Texas Abortion Restrictions Allowed by U.S. Supreme Court
By Greg Stohr - Nov 20, 2013 12:00 AM ET
A divided U.S. Supreme Court let Texas enforce a law that requires abortion doctors to have admitting privileges at a local hospital, a measure that prompted at least a dozen clinics to close.
On a 5-4 vote, the justices yesterday left intact a federal appeals court decision that said the law could go into effect during a legal fight over its constitutionality. Abortion clinics had asked the Supreme Court to block the law.
Voting 5-4 to reject calls from abortion clinics, the U.S. Supreme Court justices left intact a federal appeals court decision that said the Texas abortion restriction laws could go into effect during a legal fight over its constitutionality. Photographer: Andrew Harrer/Bloomberg
The Oct. 31 appeals court ruling prompted women’s clinics in five cities to stop providing abortions. It also meant that women seeking an abortion 15 or more weeks into pregnancy must travel to Dallas or Houston, the only cities with open facilities that could legally perform those procedures.
The case split the Supreme Court along ideological lines, with Chief Justice John Roberts and Justices Antonin Scalia, Clarence Thomas, Samuel Alito and Anthony Kennedy in the majority. Writing for three justices, Scalia said the clinics hadn’t met their “heavy burden” of showing the appeals court committed a clear legal error.
In dissent, Justice Stephen Breyer said the appeals court order leaves 24 counties without an abortion provider and “may substantially reduce access to safe abortions elsewhere in Texas.” Justices Ruth Bader Ginsburg, Sonia Sotomayor and Elena Kagan joined Breyer in dissent.
Texas Governor Rick Perry, a Republican, signed the new abortion restrictions into law this year after Democrats, led by state Senator Wendy Davis, made a last-ditch effort to kill the measure with a filibuster. Photographer: Joyce Marshall/Fort Worth Star-Telegram/MCT via Getty Images
The justices didn’t directly rule on the constitutionality of the restrictions, an issue Breyer called a “difficult question.”
The law requires doctors to have privileges at a hospital within 30 miles (48 kilometers) of clinics where they perform abortions. The measure also puts new restrictions on drug-induced abortions, although those limits weren’t at issue in the Supreme Court appeal.
The clinics say facilities in Waco, Fort Worth, Killeen, McAllen and Harlingen have been forced to close, eliminating abortion access in those cities.
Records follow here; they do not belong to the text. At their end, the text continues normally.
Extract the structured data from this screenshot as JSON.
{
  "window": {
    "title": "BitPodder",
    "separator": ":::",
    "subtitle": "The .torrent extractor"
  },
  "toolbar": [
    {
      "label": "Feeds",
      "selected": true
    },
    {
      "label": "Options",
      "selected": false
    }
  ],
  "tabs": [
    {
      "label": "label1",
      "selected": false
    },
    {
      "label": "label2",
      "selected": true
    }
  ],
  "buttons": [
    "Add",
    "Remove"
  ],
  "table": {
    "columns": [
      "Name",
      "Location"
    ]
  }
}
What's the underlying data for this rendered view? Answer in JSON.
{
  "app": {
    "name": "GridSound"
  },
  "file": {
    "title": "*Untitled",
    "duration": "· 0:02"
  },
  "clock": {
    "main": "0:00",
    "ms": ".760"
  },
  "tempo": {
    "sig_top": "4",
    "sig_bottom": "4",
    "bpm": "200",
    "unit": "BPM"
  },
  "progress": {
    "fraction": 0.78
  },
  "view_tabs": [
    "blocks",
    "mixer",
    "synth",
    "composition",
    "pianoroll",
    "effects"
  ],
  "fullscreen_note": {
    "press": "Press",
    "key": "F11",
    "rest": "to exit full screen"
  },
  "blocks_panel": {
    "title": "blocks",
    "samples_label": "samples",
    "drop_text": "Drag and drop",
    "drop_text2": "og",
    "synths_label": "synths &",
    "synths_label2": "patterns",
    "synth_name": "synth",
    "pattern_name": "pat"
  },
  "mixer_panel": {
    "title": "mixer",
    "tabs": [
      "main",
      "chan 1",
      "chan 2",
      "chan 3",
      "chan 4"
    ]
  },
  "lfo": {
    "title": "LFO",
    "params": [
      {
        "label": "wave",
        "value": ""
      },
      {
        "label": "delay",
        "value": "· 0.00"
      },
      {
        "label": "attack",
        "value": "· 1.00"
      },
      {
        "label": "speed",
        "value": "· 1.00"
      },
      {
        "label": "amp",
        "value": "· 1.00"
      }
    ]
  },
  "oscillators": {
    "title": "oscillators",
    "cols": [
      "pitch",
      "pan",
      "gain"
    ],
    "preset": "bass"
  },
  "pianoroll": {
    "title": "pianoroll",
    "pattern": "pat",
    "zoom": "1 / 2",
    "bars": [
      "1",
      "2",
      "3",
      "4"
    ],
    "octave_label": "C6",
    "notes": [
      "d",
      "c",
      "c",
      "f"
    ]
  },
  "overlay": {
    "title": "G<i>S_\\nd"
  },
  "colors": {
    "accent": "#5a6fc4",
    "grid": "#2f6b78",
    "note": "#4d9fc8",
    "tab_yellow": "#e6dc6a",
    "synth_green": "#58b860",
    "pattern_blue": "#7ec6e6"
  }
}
The appeal says 20,000 women a year will lose access to abortion under the law and others will face delays, increasing the risk of complications.
“The shattering stories of women turned away at clinic doors and denied their constitutional right to abortion are already numerous,” said Nancy Northup, president of the Center for Reproductive Rights, which represents the suing clinics. “And they multiply every single day this underhanded law is enforced.”
Texas officials say the admitting-privileges requirement protects patients by serving as a check against incompetent doctors. The state also says the law promotes continuity of care by ensuring that doctors can stay with their patients if complications require hospitalization.
“This is good news both for the unborn and for the women of Texas, who are now better protected from shoddy abortion providers operating in dangerous conditions,” Texas GovernorRick Perry said in a statement.
Perry, a Republican, signed the new restrictions into law this year after Democrats, led by state Senator Wendy Davis, made a last-ditch effort to kill the measure with a filibuster.
Abortion clinics sued, and a federal trial judge in Austin struck down the hospital requirement, saying it would impose an “undue burden” on women’s access to abortion.
Three days later, the New Orleans-based 5th U.S. Circuit Court of Appeals let the law take effect. It said the state had made a “strong showing” that the measure probably would be upheld.
The clinics say the restrictions violate the 1992 Planned Parenthood v. Casey decision, which reaffirmed abortion rights and said officials can’t put an “undue burden” on women seeking the procedure.
“If Casey’s undue burden standard means anything, it must mean that a law that forces a third of the providers in the state to cease providing abortions and prevents approximately 20,000 women a year from accessing safe abortion services is unconstitutional,” argued the clinics, led by Planned Parenthood.
Texas Attorney General Greg Abbott said the measure “protects public health by fostering a woman’s ability to seek consultation and treatment for complications directly from her physician.”
The Supreme Court case is Planned Parenthood of Greater Texas Surgical Health Services v. Abbott, 13A452.
To contact the reporter on this story: Greg Stohr in Washington at firstname.lastname@example.org
To contact the editor responsible for this story: Steven Komarow at email@example.com